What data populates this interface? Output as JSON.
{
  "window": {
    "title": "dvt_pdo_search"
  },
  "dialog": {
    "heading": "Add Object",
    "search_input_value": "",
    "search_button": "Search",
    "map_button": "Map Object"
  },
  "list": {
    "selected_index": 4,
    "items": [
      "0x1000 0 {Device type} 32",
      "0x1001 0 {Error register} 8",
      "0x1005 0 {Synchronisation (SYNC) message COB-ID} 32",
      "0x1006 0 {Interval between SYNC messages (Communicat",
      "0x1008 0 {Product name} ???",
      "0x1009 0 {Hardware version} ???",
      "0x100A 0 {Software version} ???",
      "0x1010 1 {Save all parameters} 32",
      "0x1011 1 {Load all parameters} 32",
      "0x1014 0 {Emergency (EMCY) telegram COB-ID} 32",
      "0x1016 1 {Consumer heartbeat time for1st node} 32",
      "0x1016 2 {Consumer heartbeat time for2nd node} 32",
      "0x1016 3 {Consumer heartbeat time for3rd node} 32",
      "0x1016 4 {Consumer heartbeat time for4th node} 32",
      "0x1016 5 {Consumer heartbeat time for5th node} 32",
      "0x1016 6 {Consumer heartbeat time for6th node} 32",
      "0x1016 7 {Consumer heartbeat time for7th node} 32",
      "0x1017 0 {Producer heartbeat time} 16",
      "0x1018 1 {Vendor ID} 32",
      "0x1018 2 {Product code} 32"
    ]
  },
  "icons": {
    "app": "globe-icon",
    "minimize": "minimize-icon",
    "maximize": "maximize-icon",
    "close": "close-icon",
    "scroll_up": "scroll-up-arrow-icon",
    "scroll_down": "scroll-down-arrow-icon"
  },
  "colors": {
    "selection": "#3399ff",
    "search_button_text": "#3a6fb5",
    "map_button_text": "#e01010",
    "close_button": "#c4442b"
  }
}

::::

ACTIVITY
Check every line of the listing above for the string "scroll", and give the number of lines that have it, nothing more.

EXPECTED ANSWER
2